You can discuss and present your work that is under submission at small meetings (e.g., job talks, visits to research labs, a Dagstuhl or Shonan meeting), but you should avoid broadly advertising it in a way that reaches the reviewers even if they are not searching for it. For example, you should not discuss your work specifically with members of the program committee, publicize your work on mailing lists or media that are widely shared and can reach the program committee, or post the submitted work on arXiv or a similar site immediately before or after submitting to the conference. One option is to make a tech report at your institution, which allows someone to cite the work, if need be, like arXiv, but doesn’t have the same degree of visibility.
Q: I published a previous version of my work on arXiv or as a tech report at my institution. Do I need to cite it, and if so how?
A paper on arXiv or a tech report is not a peer-reviewed publication.
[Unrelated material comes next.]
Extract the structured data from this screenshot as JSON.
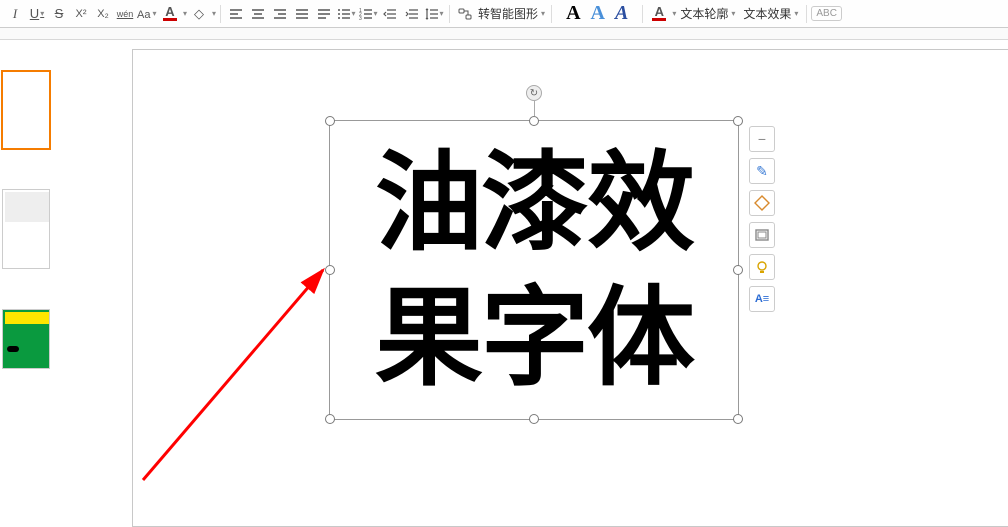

If the submission completely subsumes the previous version, then there is no need to cite the previous version at all. We explicitly discourage “anonymous” references (e.g., “ —Reference omitted for double-blind review—”: if the cited report is necessary for a reviewer to fully understand the submission, then the relevant material should either be included in the submission, cited in the third person, or provided as suitably anonymized supplementary material (such as an anonymized appendix) hosted anonymously. Note that reviewers are not obligated to review such previous material, however, and so you should strive to make your submissions as stand-alone as possible (regardless of the double-blind review process).
Q: I previously published an earlier version of this work elsewhere than arXiv. What should I do about citing that previous work? If the previous work is published in a peer-reviewed venue, then it should be cited, but in the third person so that it is not revealed that the cited work and the submitted paper share one or more authors. This would include posters, but only if the poster is accompanied by a paper in the conference proceedings. Posters that are not represented in the proceedings can be ignored.
Q: What about a PhD or master’s thesis?
It’s perfectly fine to publish work arising from a PhD or master’s degree, and there’s no need to cite it in a submission that is undergoing double-blind review because prior dissertation publication does not compromise novelty. In the final camera-ready version of the paper, please do cite the dissertation to acknowledge its contribution. In general, the guideline is that the author’s job is to ensure that the submission is readable and reviewable, without the reviewers needing to know the identities of the submission’s authors. You do not need to make it impossible for the reviewers to discover the authors’ identities. The referees will be trying hard not to discover the authors’ identities, so they will likely not be searching the web to check whether there is a tech report or other unpublished material related to this work.